Belgium is one of multiple European countries to create this kind of exemption following public pressure, which hasn’t happened in the US or the UK — not yet, at least. “There are also more structural provisions in place for unmarried couples and a broader interpretation of family in EU law,” McQuaid said. “The EU has always made provisions for ‘durable relationships, duly attested’, and the EU commissioner Ylva Johansson called upon Member States to interpret that as broadly as possible, which made pressuring the government more effective.” It’s been a completely different scenario here. “Looking toward the US side and conversations we’ve tried to start up,” McQuaid said, “it seems like the limitation on travel is largely forgotten by the public.”
Many people in the #LoveIsNotTourism movement report feeling left behind by a country determined to move on from the pandemic’s horrors without any provisions for those still separated. “Seeing everything getting back to normal: concerts, sports events, people dating again… I feel a little bitter,” said Amélie S.
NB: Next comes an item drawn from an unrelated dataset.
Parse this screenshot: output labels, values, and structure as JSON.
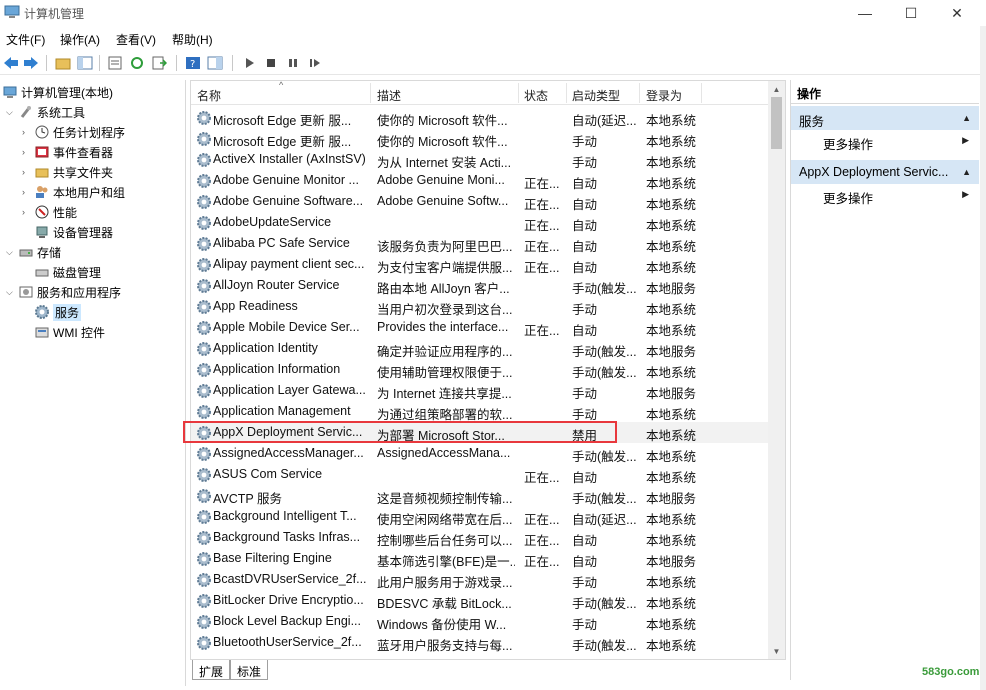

“I feel incredibly frustrated with the US government, to the point where I just get really angry that no one is thinking about us and everyone else is returning to their normal lives,” said Nane Mertens, a 26-year-old Belgian who’s traveled multiple times via Mexico to visit her boyfriend in Nebraska. “We as a community have reached out to so many officials, but it’s honestly just like talking to a wall.” Even though they’ve also been able to take advantage of the unmarried partner exemption Belgium introduced last year, “it’s definitely been very stressful each time and quite frankly taxing on my mental health.”
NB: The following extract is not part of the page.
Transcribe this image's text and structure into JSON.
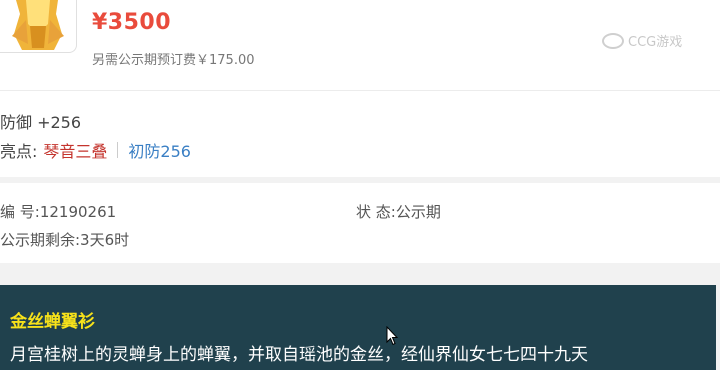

“For me, it’s the not knowing that is hard,” said a Londoner who hasn’t been able to see her boyfriend in Chicago for 18 months. He’s a lawyer whose busy schedule doesn’t allow him time to travel to London, especially with a mandated quarantine. “If they would just give us a date, I would be fine, but it’s the never knowing if it will be weeks or months or years.”
Stefan Aguirre and his partner haven’t been able to take advantage of exemptions to the ban Sweden has provided for binational couples. His partner lost her job early in the pandemic, after which her mother got cancer, making it practically impossible for her to travel to Sweden, and Aguirre can’t afford a 14-day stay in Mexico to allow him entry to the US.
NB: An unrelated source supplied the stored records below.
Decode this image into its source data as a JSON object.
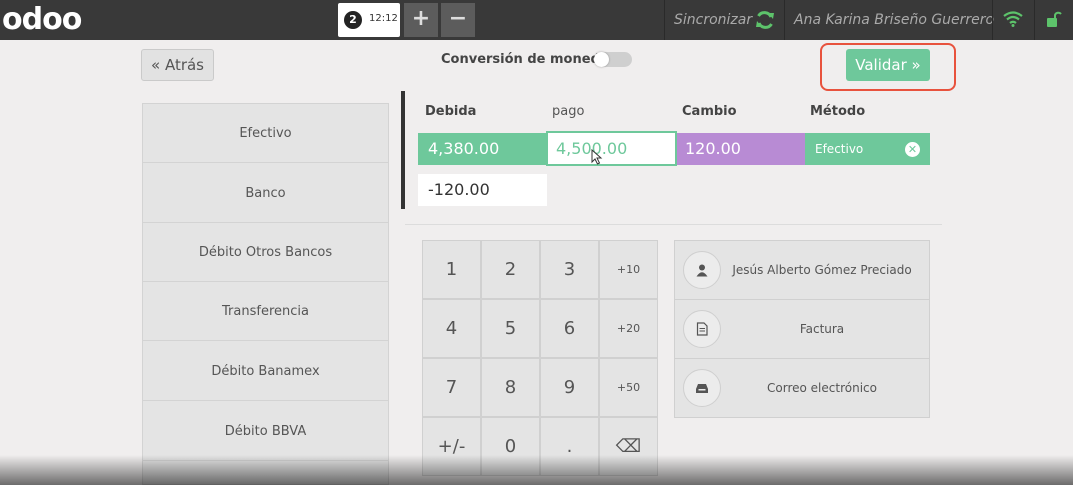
{
  "topbar": {
    "logo": "odoo",
    "order_number": "2",
    "order_time": "12:12",
    "add_label": "+",
    "remove_label": "−",
    "sync_label": "Sincronizar",
    "user_name": "Ana Karina Briseño Guerrero"
  },
  "header": {
    "back_label": "« Atrás",
    "currency_label": "Conversión de monedas",
    "validate_label": "Validar »"
  },
  "payment_methods": [
    "Efectivo",
    "Banco",
    "Débito Otros Bancos",
    "Transferencia",
    "Débito Banamex",
    "Débito BBVA"
  ],
  "payment_lines": {
    "headers": {
      "due": "Debida",
      "tendered": "pago",
      "change": "Cambio",
      "method": "Método"
    },
    "line": {
      "due": "4,380.00",
      "tendered": "4,500.00",
      "change": "120.00",
      "method": "Efectivo"
    },
    "remaining": "-120.00"
  },
  "numpad": {
    "keys": [
      "1",
      "2",
      "3",
      "+10",
      "4",
      "5",
      "6",
      "+20",
      "7",
      "8",
      "9",
      "+50",
      "+/-",
      "0",
      ".",
      "⌫"
    ]
  },
  "customer_actions": {
    "customer": "Jesús Alberto Gómez Preciado",
    "invoice": "Factura",
    "email": "Correo electrónico"
  },
  "colors": {
    "accent_green": "#6ec89b",
    "change_purple": "#b88bd4",
    "topbar": "#393939",
    "highlight_red": "#e8523d"
  },
  "icons": [
    "sync-icon",
    "wifi-icon",
    "lock-icon",
    "user-icon",
    "document-icon",
    "inbox-icon",
    "backspace-icon",
    "close-icon"
  ]
}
“What we want is for the United States government to get rid of this Trump-era travel ban and at the very minimum provide exemptions for unmarried binational couples to reunite,” Aguirre said.
Emily Quiros, who lost her mother and son, is glad that she will finally see her partner again, but “it will never be the same for us, because we were never complete and will never be complete anymore.” She hopes that her story “could somehow help open the minds of the people that are making these restrictions. … Life is too short and this pandemic is already robbing us of time that we’re supposed to be spending together with our loved ones.” ●